--- Source data Enclosed Below ---

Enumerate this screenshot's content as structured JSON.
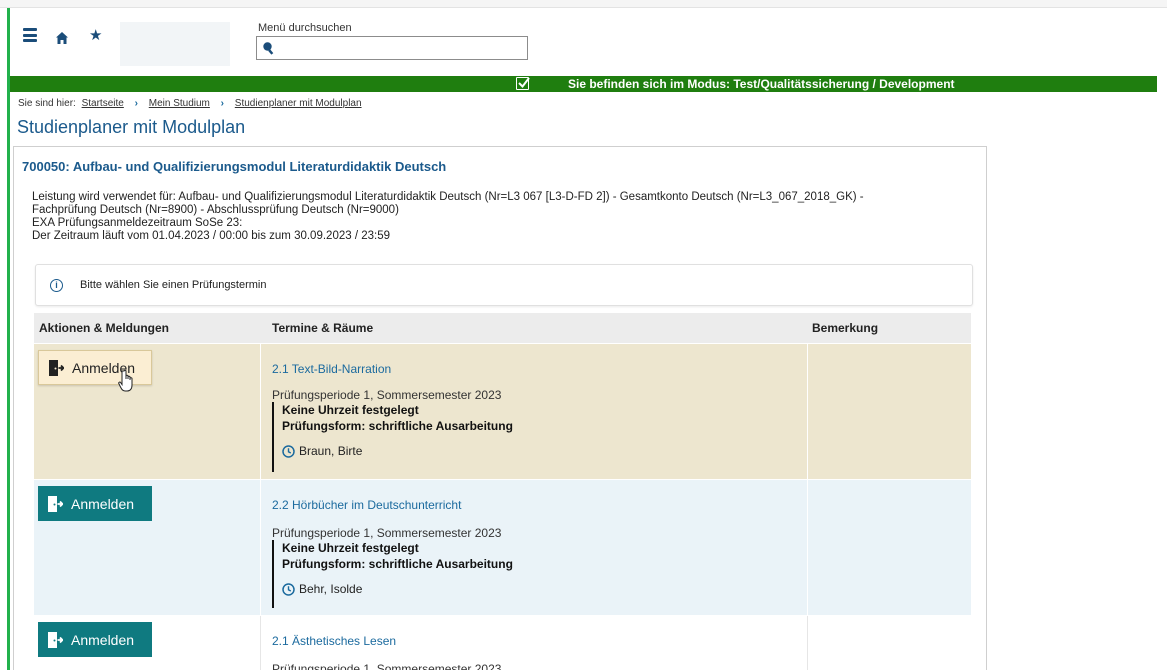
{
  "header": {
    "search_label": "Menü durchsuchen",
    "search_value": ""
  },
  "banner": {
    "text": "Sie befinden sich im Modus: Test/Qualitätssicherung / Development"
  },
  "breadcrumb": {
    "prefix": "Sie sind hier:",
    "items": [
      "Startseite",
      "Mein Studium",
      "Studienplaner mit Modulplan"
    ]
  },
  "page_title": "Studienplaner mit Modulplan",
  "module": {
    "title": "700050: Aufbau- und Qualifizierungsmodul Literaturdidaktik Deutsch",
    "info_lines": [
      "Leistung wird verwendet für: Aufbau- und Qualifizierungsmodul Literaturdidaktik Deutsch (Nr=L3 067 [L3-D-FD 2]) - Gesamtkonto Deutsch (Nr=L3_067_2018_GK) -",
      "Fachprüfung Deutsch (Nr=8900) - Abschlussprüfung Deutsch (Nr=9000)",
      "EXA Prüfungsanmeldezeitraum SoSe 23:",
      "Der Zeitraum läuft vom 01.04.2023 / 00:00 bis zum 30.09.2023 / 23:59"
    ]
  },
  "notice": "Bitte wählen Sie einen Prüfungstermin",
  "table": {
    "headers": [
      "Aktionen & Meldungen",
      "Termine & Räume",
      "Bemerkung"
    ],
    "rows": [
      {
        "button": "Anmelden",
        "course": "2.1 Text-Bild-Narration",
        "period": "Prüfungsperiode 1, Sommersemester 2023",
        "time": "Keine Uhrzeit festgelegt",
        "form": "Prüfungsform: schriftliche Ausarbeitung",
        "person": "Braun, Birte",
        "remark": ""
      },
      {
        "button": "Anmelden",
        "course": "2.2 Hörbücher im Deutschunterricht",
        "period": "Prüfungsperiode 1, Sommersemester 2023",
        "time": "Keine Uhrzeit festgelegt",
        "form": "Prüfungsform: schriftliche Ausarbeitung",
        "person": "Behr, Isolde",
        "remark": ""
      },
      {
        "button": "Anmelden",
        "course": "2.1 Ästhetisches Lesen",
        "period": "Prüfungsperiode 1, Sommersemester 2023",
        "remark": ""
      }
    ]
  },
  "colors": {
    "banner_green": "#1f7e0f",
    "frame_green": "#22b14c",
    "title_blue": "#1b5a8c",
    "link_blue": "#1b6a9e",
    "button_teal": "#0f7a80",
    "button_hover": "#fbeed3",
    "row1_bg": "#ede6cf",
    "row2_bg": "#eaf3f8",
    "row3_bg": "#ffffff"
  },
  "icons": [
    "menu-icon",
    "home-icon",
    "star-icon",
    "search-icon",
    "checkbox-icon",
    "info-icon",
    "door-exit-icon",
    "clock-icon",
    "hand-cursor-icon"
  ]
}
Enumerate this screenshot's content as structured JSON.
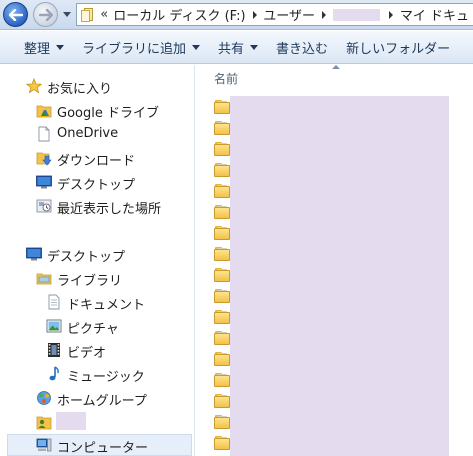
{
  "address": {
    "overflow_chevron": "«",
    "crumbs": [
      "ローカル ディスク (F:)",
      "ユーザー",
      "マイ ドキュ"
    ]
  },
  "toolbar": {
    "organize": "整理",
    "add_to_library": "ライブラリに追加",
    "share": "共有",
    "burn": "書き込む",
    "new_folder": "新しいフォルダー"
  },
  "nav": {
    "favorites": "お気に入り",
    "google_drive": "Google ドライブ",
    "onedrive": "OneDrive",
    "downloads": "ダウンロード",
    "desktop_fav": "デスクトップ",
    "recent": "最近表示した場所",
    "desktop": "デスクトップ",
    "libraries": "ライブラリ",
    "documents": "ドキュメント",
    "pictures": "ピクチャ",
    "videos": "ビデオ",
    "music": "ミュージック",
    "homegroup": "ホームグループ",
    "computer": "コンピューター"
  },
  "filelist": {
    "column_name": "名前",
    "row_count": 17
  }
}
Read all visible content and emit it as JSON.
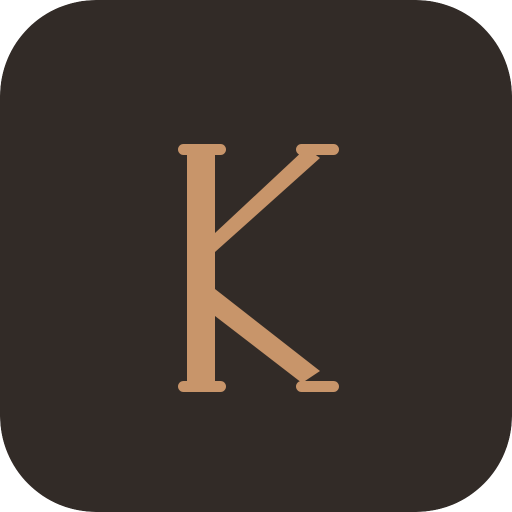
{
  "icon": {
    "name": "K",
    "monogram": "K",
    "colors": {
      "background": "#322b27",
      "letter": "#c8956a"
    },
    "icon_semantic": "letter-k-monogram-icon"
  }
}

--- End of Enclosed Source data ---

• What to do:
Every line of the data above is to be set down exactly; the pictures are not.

• Answer box:
Enumerate this screenshot's content as structured JSON.
{
  "header": {
    "search_label": "Menü durchsuchen",
    "search_value": ""
  },
  "banner": {
    "text": "Sie befinden sich im Modus: Test/Qualitätssicherung / Development"
  },
  "breadcrumb": {
    "prefix": "Sie sind hier:",
    "items": [
      "Startseite",
      "Mein Studium",
      "Studienplaner mit Modulplan"
    ]
  },
  "page_title": "Studienplaner mit Modulplan",
  "module": {
    "title": "700050: Aufbau- und Qualifizierungsmodul Literaturdidaktik Deutsch",
    "info_lines": [
      "Leistung wird verwendet für: Aufbau- und Qualifizierungsmodul Literaturdidaktik Deutsch (Nr=L3 067 [L3-D-FD 2]) - Gesamtkonto Deutsch (Nr=L3_067_2018_GK) -",
      "Fachprüfung Deutsch (Nr=8900) - Abschlussprüfung Deutsch (Nr=9000)",
      "EXA Prüfungsanmeldezeitraum SoSe 23:",
      "Der Zeitraum läuft vom 01.04.2023 / 00:00 bis zum 30.09.2023 / 23:59"
    ]
  },
  "notice": "Bitte wählen Sie einen Prüfungstermin",
  "table": {
    "headers": [
      "Aktionen & Meldungen",
      "Termine & Räume",
      "Bemerkung"
    ],
    "rows": [
      {
        "button": "Anmelden",
        "course": "2.1 Text-Bild-Narration",
        "period": "Prüfungsperiode 1, Sommersemester 2023",
        "time": "Keine Uhrzeit festgelegt",
        "form": "Prüfungsform: schriftliche Ausarbeitung",
        "person": "Braun, Birte",
        "remark": ""
      },
      {
        "button": "Anmelden",
        "course": "2.2 Hörbücher im Deutschunterricht",
        "period": "Prüfungsperiode 1, Sommersemester 2023",
        "time": "Keine Uhrzeit festgelegt",
        "form": "Prüfungsform: schriftliche Ausarbeitung",
        "person": "Behr, Isolde",
        "remark": ""
      },
      {
        "button": "Anmelden",
        "course": "2.1 Ästhetisches Lesen",
        "period": "Prüfungsperiode 1, Sommersemester 2023",
        "remark": ""
      }
    ]
  },
  "colors": {
    "banner_green": "#1f7e0f",
    "frame_green": "#22b14c",
    "title_blue": "#1b5a8c",
    "link_blue": "#1b6a9e",
    "button_teal": "#0f7a80",
    "button_hover": "#fbeed3",
    "row1_bg": "#ede6cf",
    "row2_bg": "#eaf3f8",
    "row3_bg": "#ffffff"
  },
  "icons": [
    "menu-icon",
    "home-icon",
    "star-icon",
    "search-icon",
    "checkbox-icon",
    "info-icon",
    "door-exit-icon",
    "clock-icon",
    "hand-cursor-icon"
  ]
}
Enumerate this screenshot's content as structured JSON.
{
  "address": {
    "overflow_chevron": "«",
    "crumbs": [
      "ローカル ディスク (F:)",
      "ユーザー",
      "マイ ドキュ"
    ]
  },
  "toolbar": {
    "organize": "整理",
    "add_to_library": "ライブラリに追加",
    "share": "共有",
    "burn": "書き込む",
    "new_folder": "新しいフォルダー"
  },
  "nav": {
    "favorites": "お気に入り",
    "google_drive": "Google ドライブ",
    "onedrive": "OneDrive",
    "downloads": "ダウンロード",
    "desktop_fav": "デスクトップ",
    "recent": "最近表示した場所",
    "desktop": "デスクトップ",
    "libraries": "ライブラリ",
    "documents": "ドキュメント",
    "pictures": "ピクチャ",
    "videos": "ビデオ",
    "music": "ミュージック",
    "homegroup": "ホームグループ",
    "computer": "コンピューター"
  },
  "filelist": {
    "column_name": "名前",
    "row_count": 17
  }
}
Read all visible content and emit it as JSON.
{
  "icon": {
    "name": "K",
    "monogram": "K",
    "colors": {
      "background": "#322b27",
      "letter": "#c8956a"
    },
    "icon_semantic": "letter-k-monogram-icon"
  }
}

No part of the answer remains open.